- _Materials provided_
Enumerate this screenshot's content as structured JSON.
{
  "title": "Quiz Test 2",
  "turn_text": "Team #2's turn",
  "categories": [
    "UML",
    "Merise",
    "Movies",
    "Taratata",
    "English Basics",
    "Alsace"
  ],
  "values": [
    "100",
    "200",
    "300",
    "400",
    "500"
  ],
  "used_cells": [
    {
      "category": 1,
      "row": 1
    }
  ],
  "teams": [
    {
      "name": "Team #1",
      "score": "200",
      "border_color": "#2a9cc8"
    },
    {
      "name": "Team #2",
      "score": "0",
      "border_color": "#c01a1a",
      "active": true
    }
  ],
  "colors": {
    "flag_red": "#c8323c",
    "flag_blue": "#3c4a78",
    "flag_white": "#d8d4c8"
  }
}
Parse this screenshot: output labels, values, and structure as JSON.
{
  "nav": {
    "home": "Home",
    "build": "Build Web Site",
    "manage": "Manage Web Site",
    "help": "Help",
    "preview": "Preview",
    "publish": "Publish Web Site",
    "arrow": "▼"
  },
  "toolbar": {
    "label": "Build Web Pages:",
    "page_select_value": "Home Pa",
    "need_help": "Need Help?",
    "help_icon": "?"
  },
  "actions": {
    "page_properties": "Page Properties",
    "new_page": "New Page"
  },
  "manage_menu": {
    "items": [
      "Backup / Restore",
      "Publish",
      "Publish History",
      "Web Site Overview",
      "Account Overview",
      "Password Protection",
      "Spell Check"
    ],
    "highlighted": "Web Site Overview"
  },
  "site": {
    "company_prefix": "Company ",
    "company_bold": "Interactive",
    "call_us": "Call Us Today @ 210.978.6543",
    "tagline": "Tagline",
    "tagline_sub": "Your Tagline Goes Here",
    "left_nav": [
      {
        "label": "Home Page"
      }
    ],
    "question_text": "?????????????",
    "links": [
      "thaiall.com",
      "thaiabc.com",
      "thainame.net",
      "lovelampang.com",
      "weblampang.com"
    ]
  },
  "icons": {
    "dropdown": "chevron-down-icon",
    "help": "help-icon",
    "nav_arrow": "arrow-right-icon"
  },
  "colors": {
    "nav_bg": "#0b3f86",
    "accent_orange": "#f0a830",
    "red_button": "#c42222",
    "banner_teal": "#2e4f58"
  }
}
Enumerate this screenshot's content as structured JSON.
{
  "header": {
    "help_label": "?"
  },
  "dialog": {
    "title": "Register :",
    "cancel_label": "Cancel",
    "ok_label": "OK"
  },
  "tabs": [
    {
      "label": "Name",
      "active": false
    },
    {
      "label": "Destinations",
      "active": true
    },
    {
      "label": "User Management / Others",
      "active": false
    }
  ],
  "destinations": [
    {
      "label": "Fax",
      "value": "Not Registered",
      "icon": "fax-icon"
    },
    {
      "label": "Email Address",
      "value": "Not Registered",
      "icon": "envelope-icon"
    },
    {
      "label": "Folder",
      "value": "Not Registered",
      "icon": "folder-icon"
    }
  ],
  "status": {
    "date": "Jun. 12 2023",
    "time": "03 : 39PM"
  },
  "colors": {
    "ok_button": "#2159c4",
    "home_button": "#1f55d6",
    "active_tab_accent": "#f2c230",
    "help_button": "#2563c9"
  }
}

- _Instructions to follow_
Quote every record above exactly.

- _Result below_
Enumerate this screenshot's content as structured JSON.
{
  "title": "Quiz Test 2",
  "turn_text": "Team #2's turn",
  "categories": [
    "UML",
    "Merise",
    "Movies",
    "Taratata",
    "English Basics",
    "Alsace"
  ],
  "values": [
    "100",
    "200",
    "300",
    "400",
    "500"
  ],
  "used_cells": [
    {
      "category": 1,
      "row": 1
    }
  ],
  "teams": [
    {
      "name": "Team #1",
      "score": "200",
      "border_color": "#2a9cc8"
    },
    {
      "name": "Team #2",
      "score": "0",
      "border_color": "#c01a1a",
      "active": true
    }
  ],
  "colors": {
    "flag_red": "#c8323c",
    "flag_blue": "#3c4a78",
    "flag_white": "#d8d4c8"
  }
}
Parse this screenshot: output labels, values, and structure as JSON.
{
  "nav": {
    "home": "Home",
    "build": "Build Web Site",
    "manage": "Manage Web Site",
    "help": "Help",
    "preview": "Preview",
    "publish": "Publish Web Site",
    "arrow": "▼"
  },
  "toolbar": {
    "label": "Build Web Pages:",
    "page_select_value": "Home Pa",
    "need_help": "Need Help?",
    "help_icon": "?"
  },
  "actions": {
    "page_properties": "Page Properties",
    "new_page": "New Page"
  },
  "manage_menu": {
    "items": [
      "Backup / Restore",
      "Publish",
      "Publish History",
      "Web Site Overview",
      "Account Overview",
      "Password Protection",
      "Spell Check"
    ],
    "highlighted": "Web Site Overview"
  },
  "site": {
    "company_prefix": "Company ",
    "company_bold": "Interactive",
    "call_us": "Call Us Today @ 210.978.6543",
    "tagline": "Tagline",
    "tagline_sub": "Your Tagline Goes Here",
    "left_nav": [
      {
        "label": "Home Page"
      }
    ],
    "question_text": "?????????????",
    "links": [
      "thaiall.com",
      "thaiabc.com",
      "thainame.net",
      "lovelampang.com",
      "weblampang.com"
    ]
  },
  "icons": {
    "dropdown": "chevron-down-icon",
    "help": "help-icon",
    "nav_arrow": "arrow-right-icon"
  },
  "colors": {
    "nav_bg": "#0b3f86",
    "accent_orange": "#f0a830",
    "red_button": "#c42222",
    "banner_teal": "#2e4f58"
  }
}
Enumerate this screenshot's content as structured JSON.
{
  "header": {
    "help_label": "?"
  },
  "dialog": {
    "title": "Register :",
    "cancel_label": "Cancel",
    "ok_label": "OK"
  },
  "tabs": [
    {
      "label": "Name",
      "active": false
    },
    {
      "label": "Destinations",
      "active": true
    },
    {
      "label": "User Management / Others",
      "active": false
    }
  ],
  "destinations": [
    {
      "label": "Fax",
      "value": "Not Registered",
      "icon": "fax-icon"
    },
    {
      "label": "Email Address",
      "value": "Not Registered",
      "icon": "envelope-icon"
    },
    {
      "label": "Folder",
      "value": "Not Registered",
      "icon": "folder-icon"
    }
  ],
  "status": {
    "date": "Jun. 12 2023",
    "time": "03 : 39PM"
  },
  "colors": {
    "ok_button": "#2159c4",
    "home_button": "#1f55d6",
    "active_tab_accent": "#f2c230",
    "help_button": "#2563c9"
  }
}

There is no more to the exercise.